Photos: Abigail Latanich at the Montreal Pier Facility in Superior, WI. Photos Ben Austin, Abigail Latanich.
In a small research facility on the Superior Harbor basin, Abigail Latanich is growing algae in simulated lakes. As a research assistant at the Natural Resources Research Institute, Abigail is testing whether simulated lake environments can predict if non-native microorganisms can establish themselves in Lake Superior.
Abigail, a master’s candidate with UMD’s Water Resources Science program, works at the Montreal Pier Facility, operated by the University of Wisconsin-Superior Lake Superior Research Institute. There she creates mini-lake environments, or mesocosms, with lake water pumped from the harbor.
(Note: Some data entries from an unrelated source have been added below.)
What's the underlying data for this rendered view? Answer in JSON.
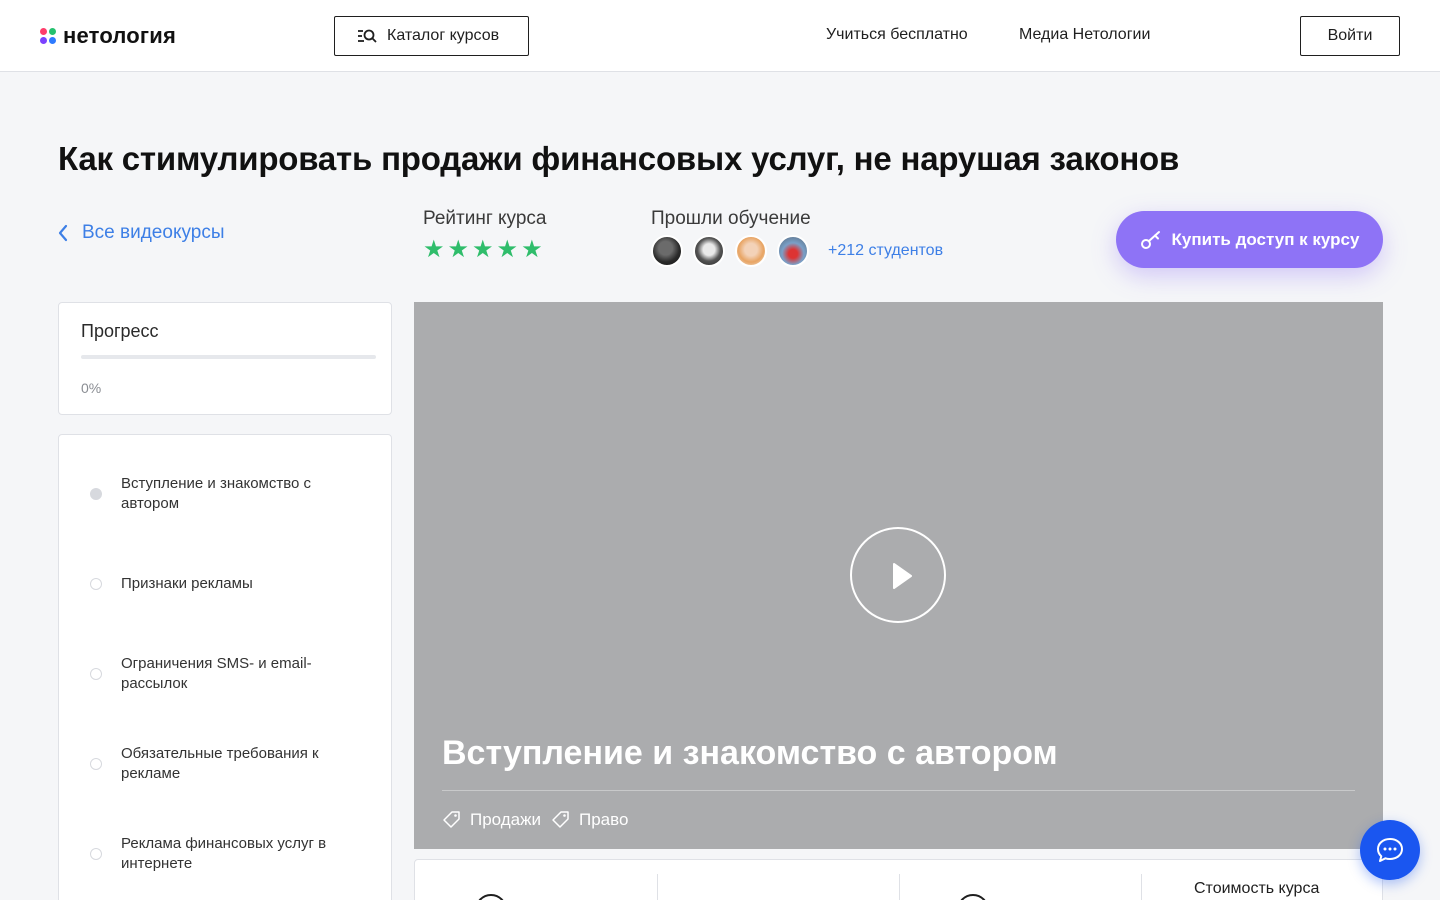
{
  "header": {
    "logo_text": "нетология",
    "catalog_label": "Каталог курсов",
    "nav": [
      "Учиться бесплатно",
      "Медиа Нетологии"
    ],
    "login_label": "Войти"
  },
  "course": {
    "title": "Как стимулировать продажи финансовых услуг, не нарушая законов",
    "back_label": "Все видеокурсы",
    "rating_label": "Рейтинг курса",
    "rating_stars": 5,
    "passed_label": "Прошли обучение",
    "students_label": "+212 студентов",
    "buy_label": "Купить доступ к курсу"
  },
  "progress": {
    "title": "Прогресс",
    "percent_label": "0%",
    "fraction": 0
  },
  "lessons": [
    {
      "title": "Вступление и знакомство с автором",
      "active": true
    },
    {
      "title": "Признаки рекламы",
      "active": false
    },
    {
      "title": "Ограничения SMS- и email-рассылок",
      "active": false
    },
    {
      "title": "Обязательные требования к рекламе",
      "active": false
    },
    {
      "title": "Реклама финансовых услуг в интернете",
      "active": false
    }
  ],
  "video": {
    "title": "Вступление и знакомство с автором",
    "tags": [
      "Продажи",
      "Право"
    ]
  },
  "info": {
    "price_label": "Стоимость курса"
  },
  "colors": {
    "accent_blue": "#3d7fe6",
    "buy_purple": "#8e73f6",
    "star_green": "#2fbd6b",
    "chat_blue": "#1a56f0",
    "video_bg": "#abacae"
  },
  "icons": {
    "catalog": "catalog-search-icon",
    "back": "chevron-left-icon",
    "buy": "key-icon",
    "play": "play-icon",
    "tag": "tag-icon",
    "chat": "chat-bubble-icon"
  }
}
Non-native protists are added to these mesocosms and observed over time.
“It can take up to an hour a slide,” Abigail said of one of over 600 samples she’s analyzed in the last year.
Algae are single-celled organisms that are neither animal, plant nor fungi. Algae play a natural role in many ecosystems. Yet, with an estimated nine billion gallons of ballast water dumped into Lake Superior every year, invasive species inevitably enter the lake.
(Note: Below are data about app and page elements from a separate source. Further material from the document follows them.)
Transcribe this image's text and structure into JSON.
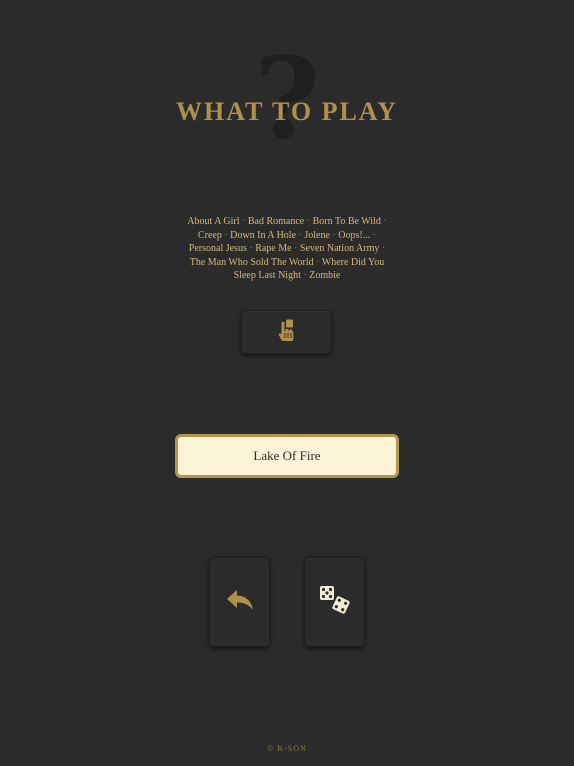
{
  "header": {
    "decoration": "?",
    "title": "WHAT TO PLAY"
  },
  "song_list": {
    "songs": [
      "About A Girl",
      "Bad Romance",
      "Born To Be Wild",
      "Creep",
      "Down In A Hole",
      "Jolene",
      "Oops!...",
      "Personal Jesus",
      "Rape Me",
      "Seven Nation Army",
      "The Man Who Sold The World",
      "Where Did You Sleep Last Night",
      "Zombie"
    ],
    "separator": " · "
  },
  "tap_button": {
    "icon": "hand-pointer-icon"
  },
  "result": {
    "song": "Lake Of Fire"
  },
  "controls": {
    "back_icon": "reply-arrow-icon",
    "random_icon": "dice-icon"
  },
  "footer": {
    "text": "© K-SON"
  },
  "colors": {
    "background": "#2b2b2b",
    "accent": "#b0914c",
    "list_text": "#d4b97a",
    "result_bg": "#fbf3d5",
    "result_border": "#b6964f"
  }
}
“I like how everything works together to maintain a balance unique to a specific space and time,” she said. “When there's a change in a system it tends to ripple and impact everything else in unexpected ways.”
Abigail’s simulated environment method would allow harbor managers to determine safe levels of non-native protists in dumped ballast water. Exterminating all organisms in a ballast tank is challenging, but as long as organism numbers are low enough they can’t establish themselves. Abigail hopes to find that critical cutoff.
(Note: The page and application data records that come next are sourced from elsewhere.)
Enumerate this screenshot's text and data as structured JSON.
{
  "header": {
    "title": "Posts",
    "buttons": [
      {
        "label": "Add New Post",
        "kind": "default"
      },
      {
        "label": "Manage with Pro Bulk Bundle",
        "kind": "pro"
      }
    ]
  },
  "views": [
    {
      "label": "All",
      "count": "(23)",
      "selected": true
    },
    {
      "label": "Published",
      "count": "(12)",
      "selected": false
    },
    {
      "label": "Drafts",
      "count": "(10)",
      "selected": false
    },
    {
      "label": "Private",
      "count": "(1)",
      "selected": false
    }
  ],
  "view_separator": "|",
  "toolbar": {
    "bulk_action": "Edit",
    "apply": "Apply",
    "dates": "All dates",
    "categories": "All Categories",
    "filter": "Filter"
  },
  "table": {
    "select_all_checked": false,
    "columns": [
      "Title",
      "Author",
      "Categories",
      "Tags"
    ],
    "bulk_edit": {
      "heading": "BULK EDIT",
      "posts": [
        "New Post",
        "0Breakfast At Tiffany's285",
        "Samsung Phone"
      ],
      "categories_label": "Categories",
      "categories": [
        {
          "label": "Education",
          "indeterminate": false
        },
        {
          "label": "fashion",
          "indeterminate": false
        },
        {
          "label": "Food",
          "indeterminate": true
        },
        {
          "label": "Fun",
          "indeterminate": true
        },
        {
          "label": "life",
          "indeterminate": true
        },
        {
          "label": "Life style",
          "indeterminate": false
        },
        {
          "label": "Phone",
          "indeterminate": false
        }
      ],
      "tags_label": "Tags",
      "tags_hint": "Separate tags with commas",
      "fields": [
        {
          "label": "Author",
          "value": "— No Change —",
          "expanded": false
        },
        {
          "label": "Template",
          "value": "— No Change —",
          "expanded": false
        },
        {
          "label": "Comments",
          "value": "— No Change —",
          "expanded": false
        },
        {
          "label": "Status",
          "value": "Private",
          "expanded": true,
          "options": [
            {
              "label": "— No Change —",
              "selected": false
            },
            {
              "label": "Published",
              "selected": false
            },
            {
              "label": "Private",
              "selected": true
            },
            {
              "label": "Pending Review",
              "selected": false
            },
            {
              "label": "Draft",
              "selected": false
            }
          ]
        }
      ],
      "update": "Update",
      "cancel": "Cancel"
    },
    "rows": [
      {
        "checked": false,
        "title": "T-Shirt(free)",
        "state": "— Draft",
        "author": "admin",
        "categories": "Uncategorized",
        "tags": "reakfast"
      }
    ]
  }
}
Abigail has been working with NRRI since 2021. Prior to her time at NRRI, she worked as a chemist for the Environmental Protection Agency doing aquatic toxicology research. Currently, she plans on staying in Duluth.
“I love it here. I enjoy the work environment at NRRI and everyone on our Paleo/Phyto team,” she said. The paleolimnology team studies aquatic sediment and the phytoplankton team studies algae. Both are paramount to answering ecological questions in the Great Lakes.
Abigail plans to continue phytoplankton research after her master’s defense, ideally with the same team.
“The mesocosm study has taught me so much more about troubleshooting, organization, communication, and brute resourcefulness than I initially imagined,” said Abigail. “Not to mention the excitement over what I'll get to see under the microscope.”